Steve Gibson had a peculiar situation with his Dell computer.
“It’s Windows XP and that is not supported by Microsoft anymore, so that’s when I started getting error messages that your PC’s outdated, you need to update,” says Gibson.
Gibson couldn’t even get to his online banking. Messages kept popping up so he called the 1-800 number they gave him and told the guy he’d buy a new computer.
“He convinced me that I did not have a PC issue, that I had a network issue and that even if I went and bought a new PC I was still going to have the same issues.”
The man from Microsoft was really a scam artist. Gibson paid the scammer $650 for what he called malware protection. Not long after, they said his PC was in trouble again and they needed $1100 to fix the problem. That’s when he called us.
“What happened is he went somewhere on the internet and he’s gotten malware,” says Detective Laura Soulier with the Mobile County Sheriff’s Office.
That malware is now causing the error message to pop up. And these scammers will say anything to make you think they are who they say they are.
“And they know how legitimate businesses normally work.

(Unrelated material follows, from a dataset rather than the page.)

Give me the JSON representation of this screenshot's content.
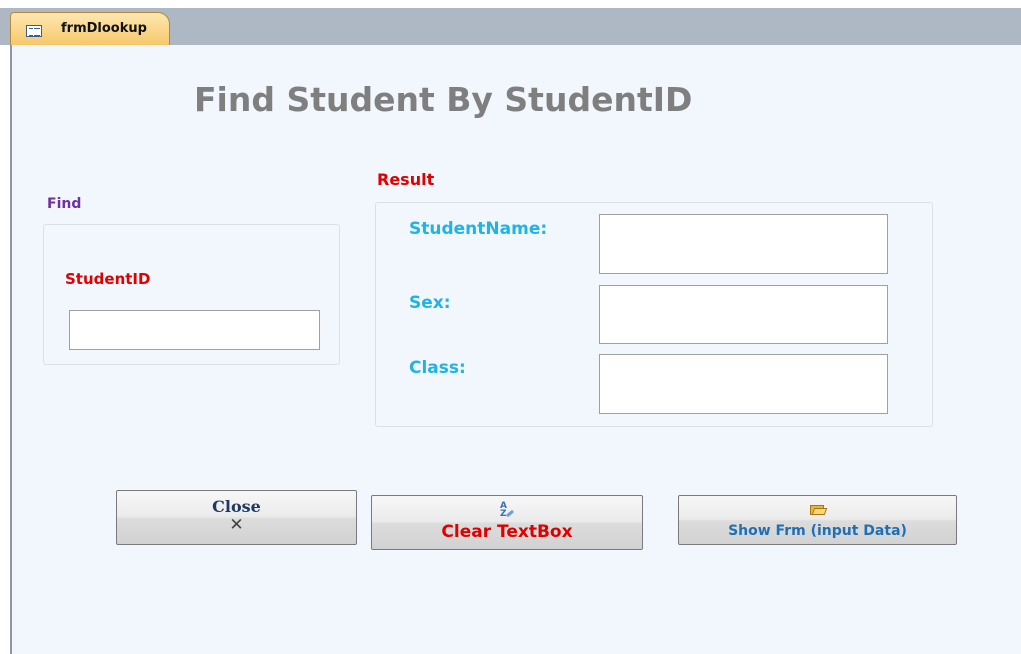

I’m going to give you a reference number, I’m going to give you some kind of a case number,” says Soulier.
And the unfortunate mistake Gibson made was paying them the first time.
“They think you’re an easy mark, they’re going to come back and they’re going to try for more,” says Soulier.

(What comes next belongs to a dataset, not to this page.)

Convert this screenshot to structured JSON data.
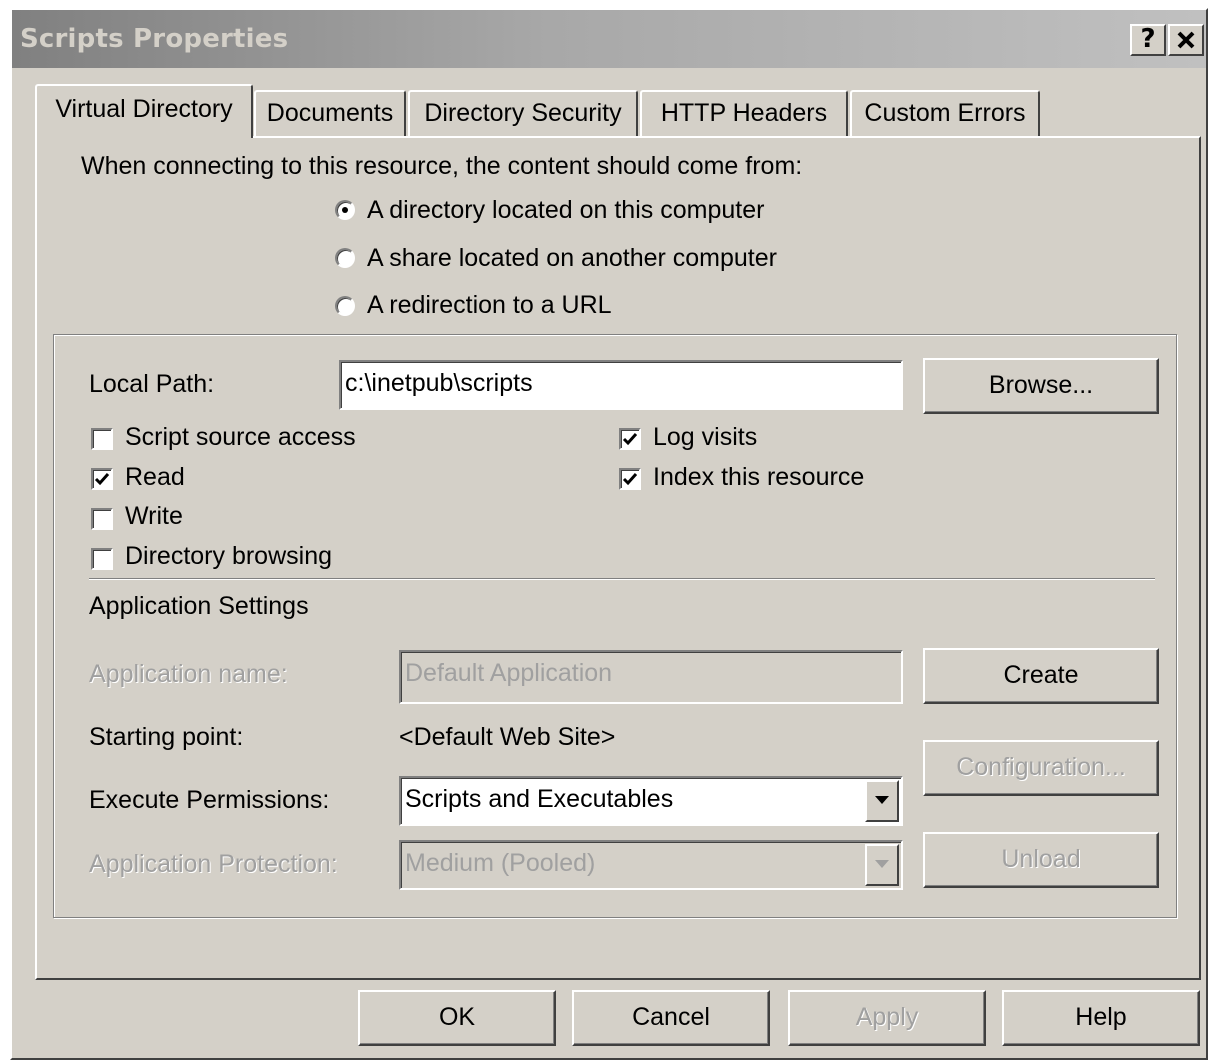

“You just can’t trust people on the phone, if you can’t see them in person, you can’t trust them cause you just don’t know who you’re talking to,” says Gibson.
Soulier says the scammers likely have downloaded software that tracks Gibson’s keystrokes, catching all his passwords…and this could escalate into ransomware where the scammers take over his computer entirely if he doesn’t pay. The best thing for Gibson to do is to destroy this computer and get a new one.